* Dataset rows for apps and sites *
-- Opening Marker --
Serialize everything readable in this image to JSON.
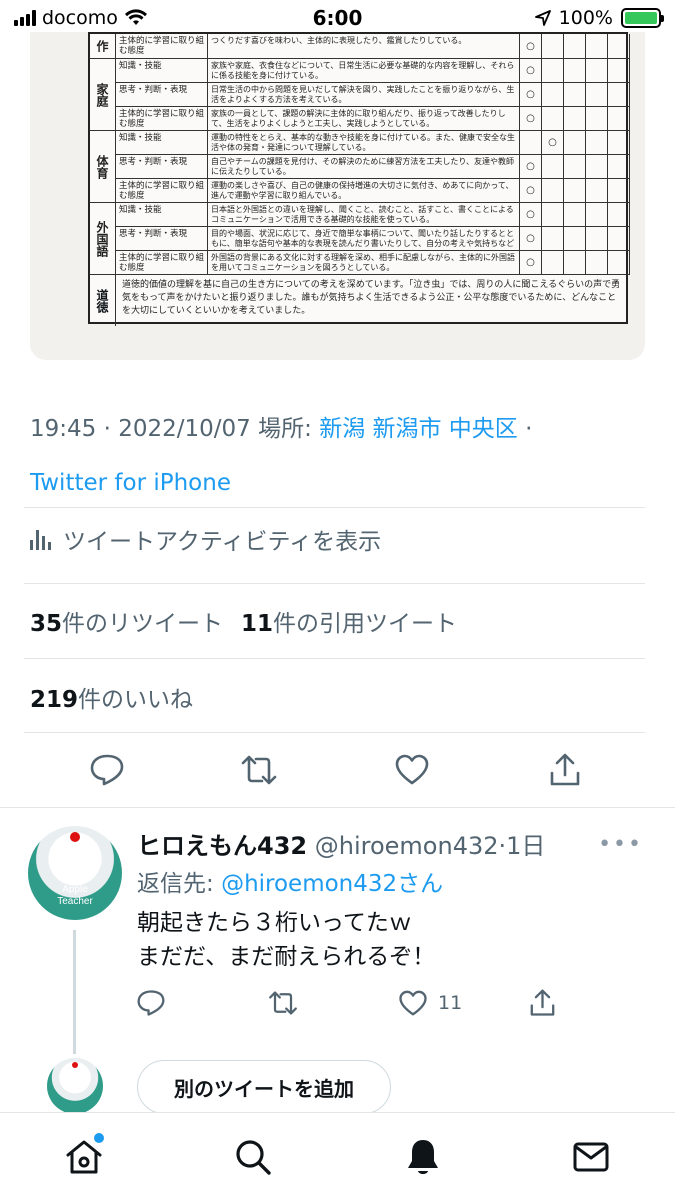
{
  "status_bar": {
    "carrier": "docomo",
    "time": "6:00",
    "battery": "100%"
  },
  "photo_table": {
    "rows": [
      {
        "subject": "作",
        "criterion": "主体的に学習に取り組む態度",
        "desc": "つくりだす喜びを味わい、主体的に表現したり、鑑賞したりしている。",
        "mark_col": 0
      },
      {
        "subject": "家庭",
        "criterion": "知識・技能",
        "desc": "家族や家庭、衣食住などについて、日常生活に必要な基礎的な内容を理解し、それらに係る技能を身に付けている。",
        "mark_col": 0
      },
      {
        "subject": "",
        "criterion": "思考・判断・表現",
        "desc": "日常生活の中から問題を見いだして解決を図り、実践したことを振り返りながら、生活をよりよくする方法を考えている。",
        "mark_col": 0
      },
      {
        "subject": "",
        "criterion": "主体的に学習に取り組む態度",
        "desc": "家族の一員として、課題の解決に主体的に取り組んだり、振り返って改善したりして、生活をよりよくしようと工夫し、実践しようとしている。",
        "mark_col": 0
      },
      {
        "subject": "体育",
        "criterion": "知識・技能",
        "desc": "運動の特性をとらえ、基本的な動きや技能を身に付けている。また、健康で安全な生活や体の発育・発達について理解している。",
        "mark_col": 1
      },
      {
        "subject": "",
        "criterion": "思考・判断・表現",
        "desc": "自己やチームの課題を見付け、その解決のために練習方法を工夫したり、友達や教師に伝えたりしている。",
        "mark_col": 0
      },
      {
        "subject": "",
        "criterion": "主体的に学習に取り組む態度",
        "desc": "運動の楽しさや喜び、自己の健康の保持増進の大切さに気付き、めあてに向かって、進んで運動や学習に取り組んでいる。",
        "mark_col": 0
      },
      {
        "subject": "外国語",
        "criterion": "知識・技能",
        "desc": "日本語と外国語との違いを理解し、聞くこと、読むこと、話すこと、書くことによるコミュニケーションで活用できる基礎的な技能を使っている。",
        "mark_col": 0
      },
      {
        "subject": "",
        "criterion": "思考・判断・表現",
        "desc": "目的や場面、状況に応じて、身近で簡単な事柄について、聞いたり話したりするとともに、簡単な語句や基本的な表現を読んだり書いたりして、自分の考えや気持ちなどを伝え合っている。",
        "mark_col": 0
      },
      {
        "subject": "",
        "criterion": "主体的に学習に取り組む態度",
        "desc": "外国語の背景にある文化に対する理解を深め、相手に配慮しながら、主体的に外国語を用いてコミュニケーションを図ろうとしている。",
        "mark_col": 0
      }
    ],
    "mark": "○",
    "moral_label": "道徳",
    "moral_text": "道徳的価値の理解を基に自己の生き方についての考えを深めています。「泣き虫」では、周りの人に聞こえるぐらいの声で勇気をもって声をかけたいと振り返りました。誰もが気持ちよく生活できるよう公正・公平な態度でいるために、どんなことを大切にしていくといいかを考えていました。"
  },
  "tweet_meta": {
    "time": "19:45",
    "date": "2022/10/07",
    "location_label": "場所:",
    "location": "新潟 新潟市 中央区",
    "source": "Twitter for iPhone"
  },
  "activity_label": "ツイートアクティビティを表示",
  "stats": {
    "retweets": "35",
    "retweets_label": "件のリツイート",
    "quotes": "11",
    "quotes_label": "件の引用ツイート",
    "likes": "219",
    "likes_label": "件のいいね"
  },
  "reply": {
    "name": "ヒロえもん432",
    "handle": "@hiroemon432",
    "age": "1日",
    "replying_to_label": "返信先:",
    "replying_to": "@hiroemon432",
    "replying_to_suffix": "さん",
    "text": "朝起きたら３桁いってたｗ\nまだだ、まだ耐えられるぞ！",
    "like_count": "11",
    "avatar_text": "Apple\nTeacher"
  },
  "add_tweet_label": "別のツイートを追加",
  "colors": {
    "accent": "#1d9bf0",
    "muted": "#536471",
    "battery": "#35c759"
  },
  "icons": [
    "wifi-icon",
    "location-arrow-icon",
    "bar-chart-icon",
    "reply-icon",
    "retweet-icon",
    "heart-icon",
    "share-icon",
    "more-icon",
    "home-icon",
    "search-icon",
    "bell-icon",
    "mail-icon"
  ]
}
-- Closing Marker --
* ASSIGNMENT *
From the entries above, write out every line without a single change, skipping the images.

* REPLY TO THE EXERCISE *
Serialize everything readable in this image to JSON.
{
  "status_bar": {
    "carrier": "docomo",
    "time": "6:00",
    "battery": "100%"
  },
  "photo_table": {
    "rows": [
      {
        "subject": "作",
        "criterion": "主体的に学習に取り組む態度",
        "desc": "つくりだす喜びを味わい、主体的に表現したり、鑑賞したりしている。",
        "mark_col": 0
      },
      {
        "subject": "家庭",
        "criterion": "知識・技能",
        "desc": "家族や家庭、衣食住などについて、日常生活に必要な基礎的な内容を理解し、それらに係る技能を身に付けている。",
        "mark_col": 0
      },
      {
        "subject": "",
        "criterion": "思考・判断・表現",
        "desc": "日常生活の中から問題を見いだして解決を図り、実践したことを振り返りながら、生活をよりよくする方法を考えている。",
        "mark_col": 0
      },
      {
        "subject": "",
        "criterion": "主体的に学習に取り組む態度",
        "desc": "家族の一員として、課題の解決に主体的に取り組んだり、振り返って改善したりして、生活をよりよくしようと工夫し、実践しようとしている。",
        "mark_col": 0
      },
      {
        "subject": "体育",
        "criterion": "知識・技能",
        "desc": "運動の特性をとらえ、基本的な動きや技能を身に付けている。また、健康で安全な生活や体の発育・発達について理解している。",
        "mark_col": 1
      },
      {
        "subject": "",
        "criterion": "思考・判断・表現",
        "desc": "自己やチームの課題を見付け、その解決のために練習方法を工夫したり、友達や教師に伝えたりしている。",
        "mark_col": 0
      },
      {
        "subject": "",
        "criterion": "主体的に学習に取り組む態度",
        "desc": "運動の楽しさや喜び、自己の健康の保持増進の大切さに気付き、めあてに向かって、進んで運動や学習に取り組んでいる。",
        "mark_col": 0
      },
      {
        "subject": "外国語",
        "criterion": "知識・技能",
        "desc": "日本語と外国語との違いを理解し、聞くこと、読むこと、話すこと、書くことによるコミュニケーションで活用できる基礎的な技能を使っている。",
        "mark_col": 0
      },
      {
        "subject": "",
        "criterion": "思考・判断・表現",
        "desc": "目的や場面、状況に応じて、身近で簡単な事柄について、聞いたり話したりするとともに、簡単な語句や基本的な表現を読んだり書いたりして、自分の考えや気持ちなどを伝え合っている。",
        "mark_col": 0
      },
      {
        "subject": "",
        "criterion": "主体的に学習に取り組む態度",
        "desc": "外国語の背景にある文化に対する理解を深め、相手に配慮しながら、主体的に外国語を用いてコミュニケーションを図ろうとしている。",
        "mark_col": 0
      }
    ],
    "mark": "○",
    "moral_label": "道徳",
    "moral_text": "道徳的価値の理解を基に自己の生き方についての考えを深めています。「泣き虫」では、周りの人に聞こえるぐらいの声で勇気をもって声をかけたいと振り返りました。誰もが気持ちよく生活できるよう公正・公平な態度でいるために、どんなことを大切にしていくといいかを考えていました。"
  },
  "tweet_meta": {
    "time": "19:45",
    "date": "2022/10/07",
    "location_label": "場所:",
    "location": "新潟 新潟市 中央区",
    "source": "Twitter for iPhone"
  },
  "activity_label": "ツイートアクティビティを表示",
  "stats": {
    "retweets": "35",
    "retweets_label": "件のリツイート",
    "quotes": "11",
    "quotes_label": "件の引用ツイート",
    "likes": "219",
    "likes_label": "件のいいね"
  },
  "reply": {
    "name": "ヒロえもん432",
    "handle": "@hiroemon432",
    "age": "1日",
    "replying_to_label": "返信先:",
    "replying_to": "@hiroemon432",
    "replying_to_suffix": "さん",
    "text": "朝起きたら３桁いってたｗ\nまだだ、まだ耐えられるぞ！",
    "like_count": "11",
    "avatar_text": "Apple\nTeacher"
  },
  "add_tweet_label": "別のツイートを追加",
  "colors": {
    "accent": "#1d9bf0",
    "muted": "#536471",
    "battery": "#35c759"
  },
  "icons": [
    "wifi-icon",
    "location-arrow-icon",
    "bar-chart-icon",
    "reply-icon",
    "retweet-icon",
    "heart-icon",
    "share-icon",
    "more-icon",
    "home-icon",
    "search-icon",
    "bell-icon",
    "mail-icon"
  ]
}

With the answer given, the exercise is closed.